── Supplied material

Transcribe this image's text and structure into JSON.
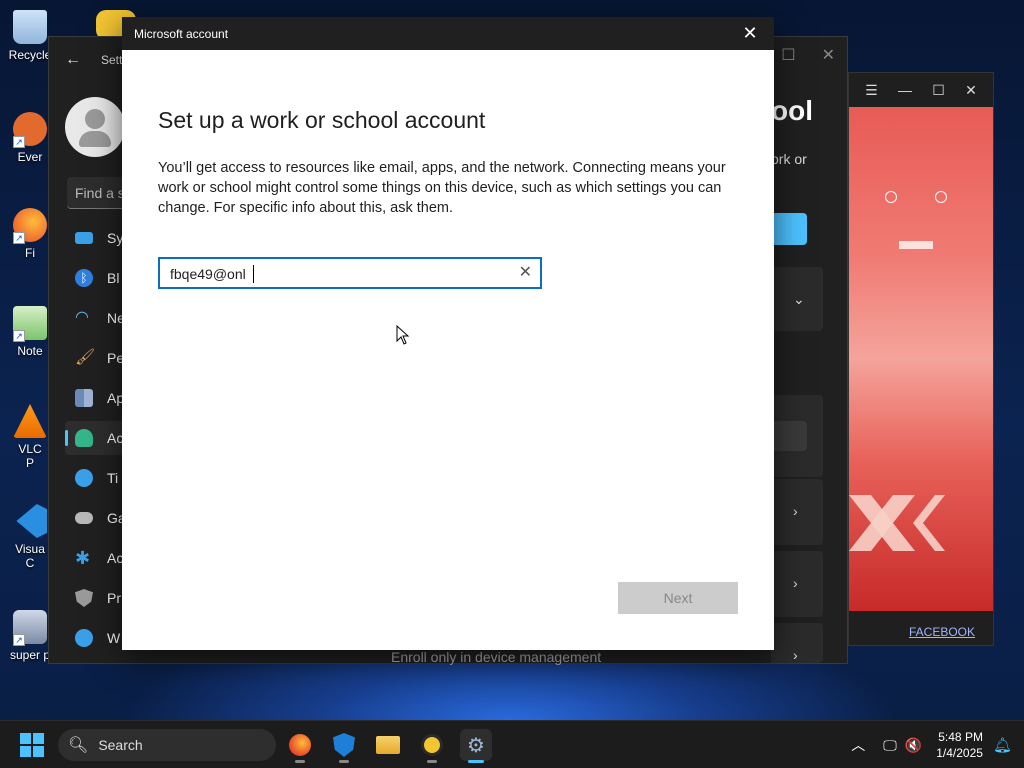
{
  "desktop": {
    "icons": [
      {
        "label": "Recycle"
      },
      {
        "label": "Ever"
      },
      {
        "label": "Fi"
      },
      {
        "label": "Note"
      },
      {
        "label": "VLC"
      },
      {
        "label": "P"
      },
      {
        "label": "Visua"
      },
      {
        "label": "C"
      },
      {
        "label": "super p"
      }
    ]
  },
  "settings": {
    "title": "Setti",
    "find_placeholder": "Find a s",
    "nav": [
      {
        "label": "Sy",
        "icon": "system-icon",
        "color": "#3aa0e8"
      },
      {
        "label": "Bl",
        "icon": "bluetooth-icon",
        "color": "#2f7fe0"
      },
      {
        "label": "Ne",
        "icon": "wifi-icon",
        "color": "#5fb8f0"
      },
      {
        "label": "Pe",
        "icon": "brush-icon",
        "color": "#e0a060"
      },
      {
        "label": "Ap",
        "icon": "apps-icon",
        "color": "#6d8bb8"
      },
      {
        "label": "Ac",
        "icon": "accounts-icon",
        "color": "#34b58a"
      },
      {
        "label": "Ti",
        "icon": "time-icon",
        "color": "#3aa0e8"
      },
      {
        "label": "Ga",
        "icon": "gaming-icon",
        "color": "#b8b8b8"
      },
      {
        "label": "Ac",
        "icon": "accessibility-icon",
        "color": "#3aa0e8"
      },
      {
        "label": "Pr",
        "icon": "privacy-shield-icon",
        "color": "#9a9a9a"
      },
      {
        "label": "W",
        "icon": "update-icon",
        "color": "#3aa0e8"
      }
    ],
    "peek_title": "ool",
    "peek_desc_1": "ork or",
    "peek_desc_2": "·",
    "enroll_text": "Enroll only in device management"
  },
  "game": {
    "facebook_label": "FACEBOOK"
  },
  "dialog": {
    "title": "Microsoft account",
    "heading": "Set up a work or school account",
    "body": "You’ll get access to resources like email, apps, and the network. Connecting means your work or school might control some things on this device, such as which settings you can change. For specific info about this, ask them.",
    "email_value": "fbqe49@onl",
    "next_label": "Next"
  },
  "taskbar": {
    "search_label": "Search",
    "time": "5:48 PM",
    "date": "1/4/2025"
  }
}
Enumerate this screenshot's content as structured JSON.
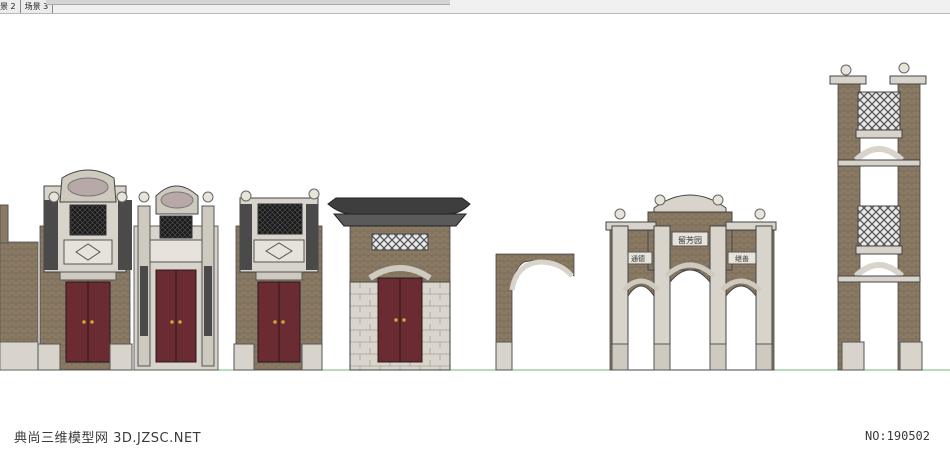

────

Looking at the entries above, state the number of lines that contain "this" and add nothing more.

3